Problem description:
Below are the records; copy each line in which "approx" can be found.

Information provided:
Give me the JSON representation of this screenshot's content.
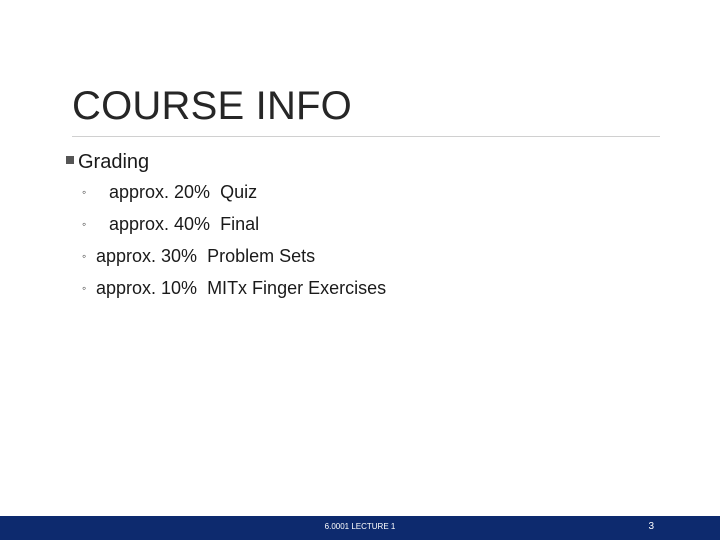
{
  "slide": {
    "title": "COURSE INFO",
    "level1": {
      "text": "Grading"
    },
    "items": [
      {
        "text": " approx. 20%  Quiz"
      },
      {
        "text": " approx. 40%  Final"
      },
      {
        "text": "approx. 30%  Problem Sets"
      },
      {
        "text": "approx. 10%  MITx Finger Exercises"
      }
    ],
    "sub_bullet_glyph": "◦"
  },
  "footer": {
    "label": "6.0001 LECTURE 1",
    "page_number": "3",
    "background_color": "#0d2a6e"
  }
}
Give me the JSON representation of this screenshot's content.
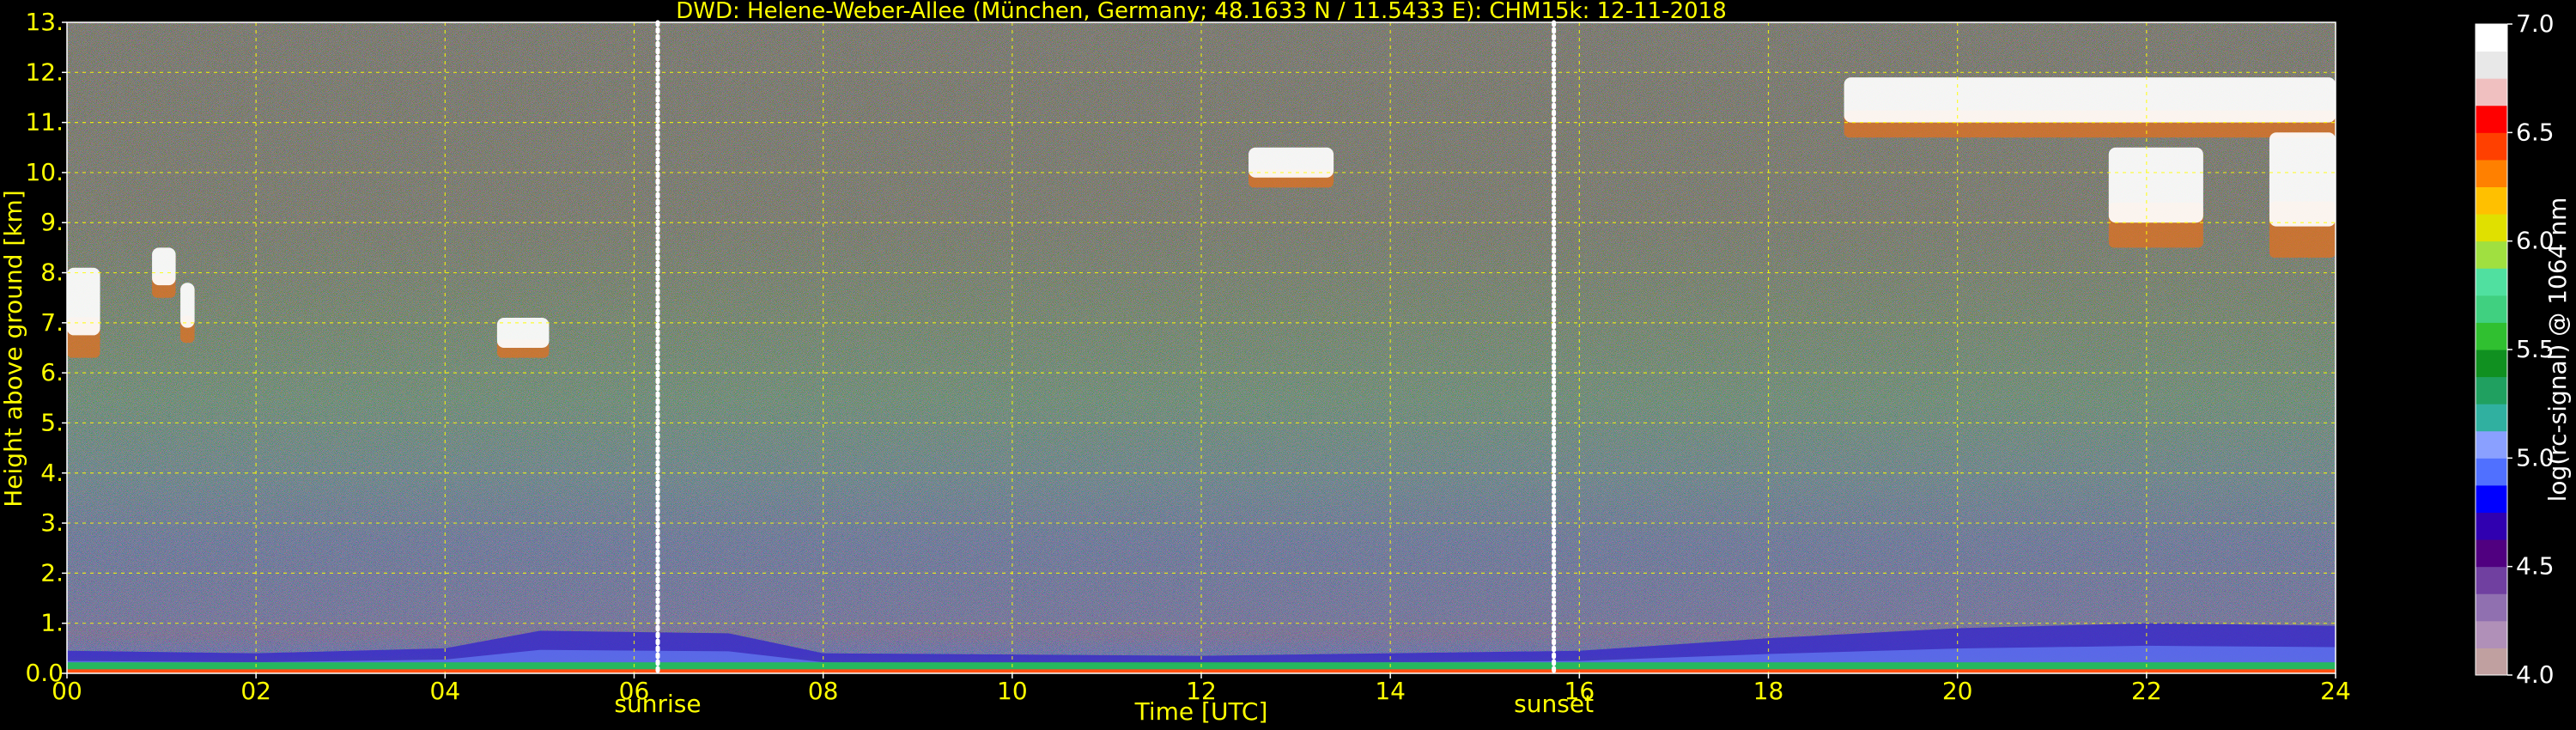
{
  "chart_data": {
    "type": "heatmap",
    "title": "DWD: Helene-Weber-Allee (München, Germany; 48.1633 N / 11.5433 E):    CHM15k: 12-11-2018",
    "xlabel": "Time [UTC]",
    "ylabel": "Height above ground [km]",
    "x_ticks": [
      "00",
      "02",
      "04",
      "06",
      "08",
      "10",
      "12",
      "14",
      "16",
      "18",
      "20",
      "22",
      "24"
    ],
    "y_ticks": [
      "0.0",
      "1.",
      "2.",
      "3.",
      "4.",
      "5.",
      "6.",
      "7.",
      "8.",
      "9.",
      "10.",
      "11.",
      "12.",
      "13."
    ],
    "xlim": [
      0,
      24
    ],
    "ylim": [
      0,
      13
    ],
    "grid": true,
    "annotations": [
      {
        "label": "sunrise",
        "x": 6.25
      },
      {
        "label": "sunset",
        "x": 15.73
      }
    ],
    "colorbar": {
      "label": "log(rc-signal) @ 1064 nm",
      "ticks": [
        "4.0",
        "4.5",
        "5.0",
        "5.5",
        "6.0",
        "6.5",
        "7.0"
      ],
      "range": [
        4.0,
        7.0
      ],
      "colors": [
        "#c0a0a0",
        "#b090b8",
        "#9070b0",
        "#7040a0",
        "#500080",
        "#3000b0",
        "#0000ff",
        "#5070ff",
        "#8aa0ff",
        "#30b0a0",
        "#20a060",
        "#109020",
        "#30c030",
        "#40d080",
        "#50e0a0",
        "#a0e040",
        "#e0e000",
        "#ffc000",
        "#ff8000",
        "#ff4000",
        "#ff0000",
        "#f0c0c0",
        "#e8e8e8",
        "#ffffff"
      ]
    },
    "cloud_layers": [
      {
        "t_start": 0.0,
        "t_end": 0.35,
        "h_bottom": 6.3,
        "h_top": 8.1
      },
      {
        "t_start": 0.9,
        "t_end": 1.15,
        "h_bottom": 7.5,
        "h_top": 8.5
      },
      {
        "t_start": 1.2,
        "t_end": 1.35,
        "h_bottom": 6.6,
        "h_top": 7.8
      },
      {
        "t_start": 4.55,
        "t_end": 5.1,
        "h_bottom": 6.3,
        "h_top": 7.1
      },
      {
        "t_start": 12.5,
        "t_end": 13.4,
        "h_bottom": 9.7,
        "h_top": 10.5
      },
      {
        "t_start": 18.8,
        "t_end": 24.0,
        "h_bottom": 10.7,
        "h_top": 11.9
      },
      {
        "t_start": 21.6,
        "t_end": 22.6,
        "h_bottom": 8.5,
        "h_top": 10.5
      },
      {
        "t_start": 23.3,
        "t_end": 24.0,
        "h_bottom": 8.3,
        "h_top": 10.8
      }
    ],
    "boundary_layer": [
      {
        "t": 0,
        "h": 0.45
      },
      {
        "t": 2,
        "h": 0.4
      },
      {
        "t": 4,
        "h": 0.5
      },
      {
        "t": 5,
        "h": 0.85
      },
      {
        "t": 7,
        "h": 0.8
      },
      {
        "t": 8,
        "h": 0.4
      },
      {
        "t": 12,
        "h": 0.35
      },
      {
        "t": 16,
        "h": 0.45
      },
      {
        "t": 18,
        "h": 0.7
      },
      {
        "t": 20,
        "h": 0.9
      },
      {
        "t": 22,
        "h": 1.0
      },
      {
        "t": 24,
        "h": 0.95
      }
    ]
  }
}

Answer for this exercise:
        "text": " approx. 20%  Quiz"
        "text": " approx. 40%  Final"
        "text": "approx. 30%  Problem Sets"
        "text": "approx. 10%  MITx Finger Exercises"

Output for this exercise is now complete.